On Canobie Lake Park:

Canobie Lake Park in Salem, N.H., located 30 minutes north of Boston, also remains family-owned and attracts hundreds of thousands of visitors annually, according to marketing director Chris Nicoli. The park is three times its original size, and the old trolley station has been preserved as a Skee-ball building. A new exhibit at the park documents its dance hall, which through the years hosted Duke Ellington, Sonny and Cher and Frank Sinatra.

Canobie’s rides are a trip through history too: The carousel is a 19th century antique; the Yankee Cannonball wooden coaster is vintage 1930s, and the looping steel Canobie Corkscrew dates to the ’70s.

“We’ve got children coming on their eighth-grade field trip whose grandparents came on their eighth-grade field trip,” said Nicoli.

Canobie Lake Park continues and thrives as an amusement park today enjoyed by families across the Merrimack Valley. My granddaughters love the park. Do you have memories of days at Canobie Lake Park? special outings with groups or as a family? Do you still go to Canobie Lake Park? Do you remember Lake View Park? Share your stories.

Read more here in today’s Lowell SUN on-line.

This steroview from the collection at the UML/Center for Lowell History shows typcial weekend day at Willowdale Park in nearby Dracut, Massachusetts cira 1890s.

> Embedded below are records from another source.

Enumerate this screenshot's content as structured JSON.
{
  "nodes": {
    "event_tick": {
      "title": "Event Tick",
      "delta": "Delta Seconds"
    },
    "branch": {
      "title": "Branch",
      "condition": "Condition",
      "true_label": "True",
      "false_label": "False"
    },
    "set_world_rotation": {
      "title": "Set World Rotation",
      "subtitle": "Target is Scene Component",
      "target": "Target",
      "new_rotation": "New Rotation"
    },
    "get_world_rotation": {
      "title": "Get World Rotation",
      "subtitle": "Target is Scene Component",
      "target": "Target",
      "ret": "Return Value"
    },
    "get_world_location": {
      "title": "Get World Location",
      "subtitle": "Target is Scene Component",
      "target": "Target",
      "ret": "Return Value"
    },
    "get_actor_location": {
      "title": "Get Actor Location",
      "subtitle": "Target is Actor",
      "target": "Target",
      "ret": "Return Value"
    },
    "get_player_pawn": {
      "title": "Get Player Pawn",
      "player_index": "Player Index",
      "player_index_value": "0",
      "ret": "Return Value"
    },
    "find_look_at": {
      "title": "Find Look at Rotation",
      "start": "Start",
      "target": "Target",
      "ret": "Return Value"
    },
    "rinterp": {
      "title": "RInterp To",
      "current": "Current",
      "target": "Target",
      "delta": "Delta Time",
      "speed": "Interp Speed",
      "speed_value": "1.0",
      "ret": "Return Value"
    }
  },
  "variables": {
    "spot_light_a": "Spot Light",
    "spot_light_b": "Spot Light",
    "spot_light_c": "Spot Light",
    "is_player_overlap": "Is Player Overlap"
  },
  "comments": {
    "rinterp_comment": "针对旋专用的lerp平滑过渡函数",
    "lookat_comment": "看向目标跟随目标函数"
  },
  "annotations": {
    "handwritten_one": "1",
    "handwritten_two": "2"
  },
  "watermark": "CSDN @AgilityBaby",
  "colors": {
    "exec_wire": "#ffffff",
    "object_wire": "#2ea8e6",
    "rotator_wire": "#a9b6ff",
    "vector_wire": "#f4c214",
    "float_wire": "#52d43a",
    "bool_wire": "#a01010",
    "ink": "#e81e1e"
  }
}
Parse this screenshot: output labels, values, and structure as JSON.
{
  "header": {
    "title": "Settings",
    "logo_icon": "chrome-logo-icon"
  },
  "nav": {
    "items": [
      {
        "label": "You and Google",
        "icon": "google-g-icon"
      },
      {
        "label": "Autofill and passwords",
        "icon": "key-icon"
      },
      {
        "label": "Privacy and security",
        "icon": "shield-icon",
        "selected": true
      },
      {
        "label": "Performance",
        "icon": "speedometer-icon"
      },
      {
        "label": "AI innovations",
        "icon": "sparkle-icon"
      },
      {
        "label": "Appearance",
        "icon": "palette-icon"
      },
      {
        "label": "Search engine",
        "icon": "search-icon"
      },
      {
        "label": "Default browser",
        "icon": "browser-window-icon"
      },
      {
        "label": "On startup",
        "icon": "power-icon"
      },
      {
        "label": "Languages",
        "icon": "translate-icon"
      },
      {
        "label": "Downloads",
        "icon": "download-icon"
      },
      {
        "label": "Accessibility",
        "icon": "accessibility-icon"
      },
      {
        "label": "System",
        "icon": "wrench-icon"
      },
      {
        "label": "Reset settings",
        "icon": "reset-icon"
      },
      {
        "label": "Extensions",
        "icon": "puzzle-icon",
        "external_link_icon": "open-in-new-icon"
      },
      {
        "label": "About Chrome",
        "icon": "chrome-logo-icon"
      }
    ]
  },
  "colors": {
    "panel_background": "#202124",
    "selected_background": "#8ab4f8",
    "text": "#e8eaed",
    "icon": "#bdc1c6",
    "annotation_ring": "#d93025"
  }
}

4 Responses to Trolley Parks Revisted – One Nearby

  1. PaulM says:

    As a kid growing up in Dracut at the far end of Hildreth Street (New Boston Village area in the early years of the town), my parents often took my two brothers and me to Lakeview Park to ride the merry-go-round, dodgems, and kids train. This was from the late ’50s to the mid-’60s. The ballroom that once was filled with music and dancers was an arcade with games and souvenir machines that dispensed postcard-size pictures of movie stars and recording artists. Near the kids train was a booth with the classic pick-a-duck game—the plastic ducks floated by in a small basin on circulating water built into the counter about kid-shoulder high, and you paid money to pick up one to see the number on the bottom that yielded a prize or not.

    Read much more about Lakeview in this article from “Carousel News and Trader” from 2008. The Park closed in 1971. The carousel was transported to Queens, N.Y., according to Alan MacInnes who wrote the story. Here’s the link:

  2. Bob Forrant says:

    Almost drowned in that pool and tasted pool chemicals for a year it seemed like afterwrds. But it was a cool summer trip from Beverly as was Benson’s Wild Animal Farm and in the winter Sanat’a Village. They just don’t make’m like they used to!

  3. John Quealey says:

    Marie I am sure Bill and all the Sweeneys boys have many many stories of leaving the Grove on a Monday morning in June and on our way to Canobie Lake Park for the ‘Altar Boys’ annual outing,the highlight of the Summer for most of us Sacred Heart boys.

  4. Nancye says:

    Canobie Lake is still a great place. We try to get there at least once a summer for the rides and fun. The vintage kiddie rides bring back memories to me of my days growing up near the boardwalk at Point Pleasant at the Jersey Shore (so different than the Jersey Shore depicted in the MTV reality show today, believe me).
    I always loved the merry-go-round. And my mother’s friend owned it, so we always got free rides. Nevertheless, it was always a big deal when we caught the brass ring and got to ride for free – even though every ride was free.
    Always a favorite memory of idyllic summer days from childhood.